You must feed your female cat food that will sustain her and her kittens both before and after they are born if she is pregnant or has recently given birth and is nursing her kittens.
Your cat will require high-calorie food to both nourish the kittens and keep herself healthy while they are developing and growing.
You’ll need to provide her with high-calorie food while she’s feeding her litter because lactation is a physically demanding process for a cat.
Replace your cat’s dry cat food with wet kitten food. Around the halfway point of her pregnancy, switch your cat to high-quality wet kitten food.
Kitten food contains more minerals and vitamins than adult cat food, so it will provide more protein and calories to the queen during her pregnancy.
Keep in mind that your cat’s food consumption will increase during pregnancy. She’ll eat around half as much as she would if she weren’t pregnant.
A cat’s pregnancy lasts between 58 and 70 days on average. You should be able to shift your queen to the healthy kitten diet by the fifth week (35 days).
Ensure that your cat has constant access to food. As the pregnancy progresses and the litter of kittens takes up more space inside of her, your queen will eat fewer and smaller meals, but her meals will grow more frequently.
As a result, make sure your hungry cat has access to food at all times. Instead of feeding her at specific meal times, you can leave food out.
Wet food that has been left out too long may deteriorate. To avoid this problem, start with a small amount of wet food and wait until your cat finishes it before adding more.
Your cat’s usual diet can be supplemented with protein. During the early and middle stages of pregnancy, your cat can eat regular food.
However, you should provide more protein to aid your kitten’s growth. To achieve this, boil small bits of chicken, beef, fish, or egg and add them to your cat’s dry or wet diet.
Cats, especially those that are pregnant, can be picky eaters. Experiment with different proteins until you find one that your cat likes.
The additional protein in the mother cat’s body will supply her with strength and energy as the kittens grow. During her pregnancy and nursing, the mother will need a lot of protein.
You must check out What To Feed Mother Cat After Giving Birth?
Frequently Asked Questions
When should I start weaning my kittens?
Weaning is often carried out in phases. Most kittens begin eating solid food between the ages of three and four weeks. Between the ages of 6 and 10 weeks, weaning should be completed. To begin the weaning process, remove the mother and kitten for a few hours at a time. As a result, the kittens’ dependency on their mother and her milk will gradually reduce. Both the mother and the kitten should have their own area with food, drink, and a litter box.
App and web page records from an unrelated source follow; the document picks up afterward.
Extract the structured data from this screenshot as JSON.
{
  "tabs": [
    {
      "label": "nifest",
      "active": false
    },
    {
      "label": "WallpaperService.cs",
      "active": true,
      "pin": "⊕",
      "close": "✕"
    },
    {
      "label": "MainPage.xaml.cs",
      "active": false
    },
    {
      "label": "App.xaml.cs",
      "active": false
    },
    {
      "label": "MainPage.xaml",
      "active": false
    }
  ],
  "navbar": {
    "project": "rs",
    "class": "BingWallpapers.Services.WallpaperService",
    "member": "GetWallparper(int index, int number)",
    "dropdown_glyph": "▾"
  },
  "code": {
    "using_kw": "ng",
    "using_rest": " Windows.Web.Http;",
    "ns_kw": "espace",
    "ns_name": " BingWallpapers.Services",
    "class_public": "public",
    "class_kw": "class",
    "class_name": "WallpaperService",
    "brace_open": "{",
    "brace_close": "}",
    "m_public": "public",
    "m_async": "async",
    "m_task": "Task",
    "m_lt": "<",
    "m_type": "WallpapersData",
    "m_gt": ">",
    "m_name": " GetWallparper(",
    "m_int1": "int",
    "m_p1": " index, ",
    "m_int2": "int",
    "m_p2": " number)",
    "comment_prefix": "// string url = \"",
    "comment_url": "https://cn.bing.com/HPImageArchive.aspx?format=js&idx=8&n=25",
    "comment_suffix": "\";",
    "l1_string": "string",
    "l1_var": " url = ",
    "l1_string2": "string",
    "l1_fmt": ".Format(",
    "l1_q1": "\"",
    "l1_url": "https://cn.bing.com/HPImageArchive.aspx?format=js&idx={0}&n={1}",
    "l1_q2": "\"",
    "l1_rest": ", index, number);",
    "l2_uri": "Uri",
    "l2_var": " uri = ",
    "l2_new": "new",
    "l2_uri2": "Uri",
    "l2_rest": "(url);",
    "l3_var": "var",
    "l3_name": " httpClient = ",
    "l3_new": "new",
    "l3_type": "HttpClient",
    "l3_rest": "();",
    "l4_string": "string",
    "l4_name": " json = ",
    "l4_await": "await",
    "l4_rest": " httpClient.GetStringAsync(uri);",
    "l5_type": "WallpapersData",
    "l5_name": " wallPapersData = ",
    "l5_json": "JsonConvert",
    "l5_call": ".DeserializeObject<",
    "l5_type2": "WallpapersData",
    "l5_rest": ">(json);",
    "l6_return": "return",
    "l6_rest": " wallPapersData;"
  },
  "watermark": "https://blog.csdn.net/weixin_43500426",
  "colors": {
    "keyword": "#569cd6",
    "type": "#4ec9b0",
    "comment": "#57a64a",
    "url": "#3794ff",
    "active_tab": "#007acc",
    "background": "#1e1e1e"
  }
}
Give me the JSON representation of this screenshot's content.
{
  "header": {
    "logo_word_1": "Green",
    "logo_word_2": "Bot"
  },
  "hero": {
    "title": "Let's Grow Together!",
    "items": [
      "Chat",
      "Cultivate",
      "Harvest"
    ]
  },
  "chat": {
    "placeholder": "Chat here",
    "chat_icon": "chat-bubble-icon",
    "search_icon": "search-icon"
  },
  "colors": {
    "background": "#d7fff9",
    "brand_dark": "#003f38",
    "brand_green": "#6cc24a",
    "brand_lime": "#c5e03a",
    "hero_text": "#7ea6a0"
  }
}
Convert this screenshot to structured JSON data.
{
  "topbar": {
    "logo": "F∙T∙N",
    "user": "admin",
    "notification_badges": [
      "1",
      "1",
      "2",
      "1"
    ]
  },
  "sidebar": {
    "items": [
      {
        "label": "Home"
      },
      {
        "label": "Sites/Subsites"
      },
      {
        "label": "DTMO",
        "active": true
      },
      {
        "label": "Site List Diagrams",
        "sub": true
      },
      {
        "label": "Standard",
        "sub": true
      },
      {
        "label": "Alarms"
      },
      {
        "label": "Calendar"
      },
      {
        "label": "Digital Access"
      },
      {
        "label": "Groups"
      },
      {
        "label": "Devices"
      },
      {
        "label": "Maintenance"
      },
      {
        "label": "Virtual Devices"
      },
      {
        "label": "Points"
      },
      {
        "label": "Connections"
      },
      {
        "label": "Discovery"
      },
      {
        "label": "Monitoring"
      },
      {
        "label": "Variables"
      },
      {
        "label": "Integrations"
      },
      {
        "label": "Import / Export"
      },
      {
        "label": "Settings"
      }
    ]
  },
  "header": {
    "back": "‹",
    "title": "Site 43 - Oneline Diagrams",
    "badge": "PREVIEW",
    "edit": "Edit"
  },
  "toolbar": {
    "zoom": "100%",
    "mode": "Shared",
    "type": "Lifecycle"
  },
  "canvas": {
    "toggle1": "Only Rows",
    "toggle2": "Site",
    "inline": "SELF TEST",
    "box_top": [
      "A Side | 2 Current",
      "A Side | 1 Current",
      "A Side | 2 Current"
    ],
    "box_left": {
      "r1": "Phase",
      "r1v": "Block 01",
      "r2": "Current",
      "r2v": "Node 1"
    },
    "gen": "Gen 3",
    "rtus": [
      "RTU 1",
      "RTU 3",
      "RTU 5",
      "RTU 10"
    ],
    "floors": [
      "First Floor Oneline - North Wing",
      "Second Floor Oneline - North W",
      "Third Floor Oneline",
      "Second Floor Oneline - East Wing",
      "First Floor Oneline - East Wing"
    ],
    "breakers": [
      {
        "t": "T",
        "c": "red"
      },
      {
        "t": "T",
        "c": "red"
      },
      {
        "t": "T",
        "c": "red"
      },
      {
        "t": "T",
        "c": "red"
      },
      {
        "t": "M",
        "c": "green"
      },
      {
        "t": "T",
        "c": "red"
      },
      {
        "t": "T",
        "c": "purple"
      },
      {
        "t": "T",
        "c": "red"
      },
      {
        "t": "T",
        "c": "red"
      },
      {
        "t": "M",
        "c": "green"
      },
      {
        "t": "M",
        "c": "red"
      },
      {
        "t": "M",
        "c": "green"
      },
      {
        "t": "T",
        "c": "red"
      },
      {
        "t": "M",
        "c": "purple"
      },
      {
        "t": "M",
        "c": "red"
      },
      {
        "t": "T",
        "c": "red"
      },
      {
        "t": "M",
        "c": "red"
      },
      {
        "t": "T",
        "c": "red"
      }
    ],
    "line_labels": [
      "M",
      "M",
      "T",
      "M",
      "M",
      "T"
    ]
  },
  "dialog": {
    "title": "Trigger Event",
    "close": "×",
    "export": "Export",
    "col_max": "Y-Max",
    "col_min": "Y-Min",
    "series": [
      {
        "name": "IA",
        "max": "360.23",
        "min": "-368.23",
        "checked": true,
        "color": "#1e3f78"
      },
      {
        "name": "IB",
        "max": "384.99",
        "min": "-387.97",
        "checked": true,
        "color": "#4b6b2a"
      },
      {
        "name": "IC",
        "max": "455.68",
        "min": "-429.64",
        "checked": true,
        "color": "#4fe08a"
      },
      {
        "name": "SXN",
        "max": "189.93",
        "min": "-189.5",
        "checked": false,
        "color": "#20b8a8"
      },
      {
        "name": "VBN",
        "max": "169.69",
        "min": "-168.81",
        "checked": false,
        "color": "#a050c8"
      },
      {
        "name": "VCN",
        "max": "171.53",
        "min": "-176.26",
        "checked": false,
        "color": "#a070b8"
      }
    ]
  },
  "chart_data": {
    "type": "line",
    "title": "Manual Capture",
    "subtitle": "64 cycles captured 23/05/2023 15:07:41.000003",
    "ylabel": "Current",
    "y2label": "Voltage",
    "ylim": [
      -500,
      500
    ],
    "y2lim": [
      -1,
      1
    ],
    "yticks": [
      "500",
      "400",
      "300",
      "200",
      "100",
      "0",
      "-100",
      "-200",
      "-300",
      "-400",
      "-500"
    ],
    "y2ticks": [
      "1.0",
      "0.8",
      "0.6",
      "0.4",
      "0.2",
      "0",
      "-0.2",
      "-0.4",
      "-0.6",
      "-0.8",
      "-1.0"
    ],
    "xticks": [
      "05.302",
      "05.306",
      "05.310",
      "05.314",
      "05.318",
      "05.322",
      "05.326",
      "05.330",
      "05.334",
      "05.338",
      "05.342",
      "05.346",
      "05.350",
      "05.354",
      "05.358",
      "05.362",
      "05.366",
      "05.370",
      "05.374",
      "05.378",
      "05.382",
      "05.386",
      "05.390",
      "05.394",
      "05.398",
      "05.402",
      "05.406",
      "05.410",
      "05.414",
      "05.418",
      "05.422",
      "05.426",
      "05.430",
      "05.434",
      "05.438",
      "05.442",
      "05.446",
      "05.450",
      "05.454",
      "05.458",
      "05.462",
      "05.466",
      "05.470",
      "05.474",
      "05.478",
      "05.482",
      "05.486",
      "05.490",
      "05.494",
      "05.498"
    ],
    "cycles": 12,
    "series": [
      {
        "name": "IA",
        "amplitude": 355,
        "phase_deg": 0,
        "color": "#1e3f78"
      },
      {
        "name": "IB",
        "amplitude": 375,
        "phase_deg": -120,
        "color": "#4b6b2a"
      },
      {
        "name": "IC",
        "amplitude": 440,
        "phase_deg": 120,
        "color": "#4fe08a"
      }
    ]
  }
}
Why is it so necessary for lactating cats to have more energy and fat?
Cats who are pregnant or breastfeeding require a lot of energy, thus extra energy and fat are essential. Nursing is the most energy-intensive part of a cat’s existence. Nursing cats require 2 to 6 times the energy of an adult cat. Digestibility refers to the amount of food consumed that is actually absorbed by the cat’s body. Excellent digestibility is crucial since energy requirements are high and there is less physical space in the tummy of pregnant cats.
When are kittens supposed to stop drinking milk?
Kittens drink their mother’s milk until the mother weans them, which can happen as early as four weeks of age. Kittens begin eating solid foods at the age of eight to ten weeks. Although kittens can drink their mother’s milk, many cats lose their ability to digest it after weaning. “Cats generally lose their ability to digest the sugar found in milk after weaning because solid food takes its place and they no longer need this ability,” scientists explain. This varies, and some cats can continue to metabolize milk sugar far into maturity, if not their entire lives.”
There are a variety of reasons why your cat looks to be underweight, after giving birth. After speaking with your vet and clearing out all medical complications, feed her a high-calorie, high-protein meal to help her gain weight.
Ask us questions in the comments section if you have any.
Also, check out Why Is My Nursing Cat Always Hungry?